Regardless of being delisted on a number of of the biggest exchanges, zcash continues to be out there on dozens of exchanges, together with Coinbase and Gemini, two U.S. exchanges that pleasure themselves in being compliant with authorities rules. Immediately, whereas zcash can be utilized on markets like Toffee.com to purchase software program that makes it appear like a pc is in a unique jurisdiction, it may also be used on Andreessen Horowitz-backed Haven, to purchase prosaic stuff like clothes, vehicles, books and computer systems. Funds apps Flexa and Gemini added zcash final 12 months, permitting customers to spend the cryptocurrency at Barnes & Noble, Mattress Bathtub & Past and Entire Meals.
Nonetheless, the picture of zcash as a haven for these involved with privateness stays. The Human Rights Basis and the Digital Frontier Basis have each obtained zcash donations. And a Syrian refugee in England tells Forbes he makes use of zcash to surreptitiously pay an worker in Syria. Over the primary quarter of 2020 the zcash market worth elevated by 27%, in line with a CoinMarketCap report, making it the fifth quickest rising cryptocurrency, behind sprint, one other privateness preserving know-how.

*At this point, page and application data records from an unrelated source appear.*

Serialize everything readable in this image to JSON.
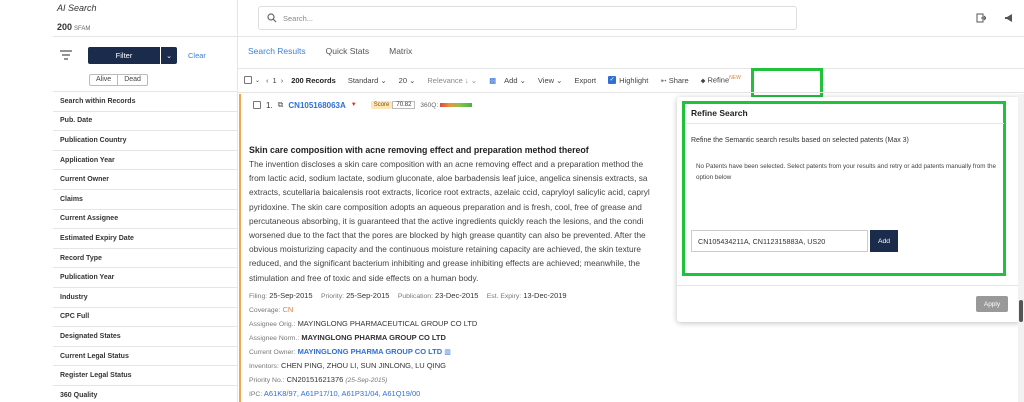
{
  "sidebar": {
    "title": "AI Search",
    "count": "200",
    "count_unit": "SFAM",
    "filter_label": "Filter",
    "clear_label": "Clear",
    "alive_label": "Alive",
    "dead_label": "Dead",
    "facets": [
      "Search within Records",
      "Pub. Date",
      "Publication Country",
      "Application Year",
      "Current Owner",
      "Claims",
      "Current Assignee",
      "Estimated Expiry Date",
      "Record Type",
      "Publication Year",
      "Industry",
      "CPC Full",
      "Designated States",
      "Current Legal Status",
      "Register Legal Status",
      "360 Quality"
    ]
  },
  "search": {
    "placeholder": "Search..."
  },
  "tabs": [
    "Search Results",
    "Quick Stats",
    "Matrix"
  ],
  "toolbar": {
    "page": "1",
    "records": "200 Records",
    "view_mode": "Standard",
    "per_page": "20",
    "sort": "Relevance",
    "add": "Add",
    "view": "View",
    "export": "Export",
    "highlight": "Highlight",
    "share": "Share",
    "refine": "Refine",
    "new_tag": "NEW"
  },
  "record": {
    "index": "1.",
    "number": "CN105168063A",
    "score_label": "Score",
    "score_value": "70.82",
    "q360_label": "360Q:",
    "title": "Skin care composition with acne removing effect and preparation method thereof",
    "abstract_lines": [
      "The invention discloses a skin care composition with an acne removing effect and a preparation method the",
      "from lactic acid, sodium lactate, sodium gluconate, aloe barbadensis leaf juice, angelica sinensis extracts, sa",
      "extracts, scutellaria baicalensis root extracts, licorice root extracts, azelaic ccid, capryloyl salicylic acid, capryl",
      "pyridoxine. The skin care composition adopts an aqueous preparation and is fresh, cool, free of grease and",
      "percutaneous absorbing, it is guaranteed that the active ingredients quickly reach the lesions, and the condi",
      "worsened due to the fact that the pores are blocked by high grease quantity can also be prevented. After the",
      "obvious moisturizing capacity and the continuous moisture retaining capacity are achieved, the skin texture",
      "reduced, and the significant bacterium inhibiting and grease inhibiting effects are achieved; meanwhile, the",
      "stimulation and free of toxic and side effects on a human body."
    ],
    "filing_label": "Filing:",
    "filing": "25-Sep-2015",
    "priority_label": "Priority:",
    "priority": "25-Sep-2015",
    "publication_label": "Publication:",
    "publication": "23-Dec-2015",
    "expiry_label": "Est. Expiry:",
    "expiry": "13-Dec-2019",
    "coverage_label": "Coverage:",
    "coverage": "CN",
    "assignee_orig_label": "Assignee Orig.:",
    "assignee_orig": "MAYINGLONG PHARMACEUTICAL GROUP CO LTD",
    "assignee_norm_label": "Assignee Norm.:",
    "assignee_norm": "MAYINGLONG PHARMA GROUP CO LTD",
    "current_owner_label": "Current Owner:",
    "current_owner": "MAYINGLONG PHARMA GROUP CO LTD",
    "inventors_label": "Inventors:",
    "inventors": "CHEN PING, ZHOU LI, SUN JINLONG, LU QING",
    "priority_no_label": "Priority No.:",
    "priority_no": "CN20151621376",
    "priority_no_date": "(25-Sep-2015)",
    "ipc_label": "IPC:",
    "ipc": [
      "A61K8/97,",
      "A61P17/10,",
      "A61P31/04,",
      "A61Q19/00"
    ]
  },
  "refine_panel": {
    "title": "Refine Search",
    "subtitle": "Refine the Semantic search results based on selected patents (Max 3)",
    "message": "No Patents have been selected. Select patents from your results and retry or add patents manually from the option below",
    "input_value": "CN105434211A, CN112315883A, US20",
    "add_label": "Add",
    "apply_label": "Apply"
  },
  "colors": {
    "navy": "#1a2b4c",
    "link_blue": "#2f6fd6",
    "highlight_green": "#22c13a",
    "accent_orange": "#f0a64a"
  }
}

And Wilcox hasn’t given up on restoring zcash’s place on the large Japanese exchanges. He says the self-regulatory Japan Digital Forex Change Affiliation agreed upfront that Rand could be thought of an appropriate third-party investigator. Zcash gave the Rand report back to the affiliation in April and an Electrical Coin rep characterizes its response as “very optimistic,” though Forbes has but to obtain affirmation of that from the Japanese affiliation.
The Rand report raises an enormous query, nonetheless. Why aren’t criminals making extra use of zcash given its privateness defending properties? Rand says it doesn’t know however did provide various attainable explanations. Maybe zcash has been efficiently branded as a method for law-abiding residents to transact anonymously on-line or possibly would-be criminals don’t belief or perceive its encryption know-how. One attainable irony: by drawing elevated consideration to the usage of zcash for nameless transactions, might the report truly entice extra criminals to make use of it?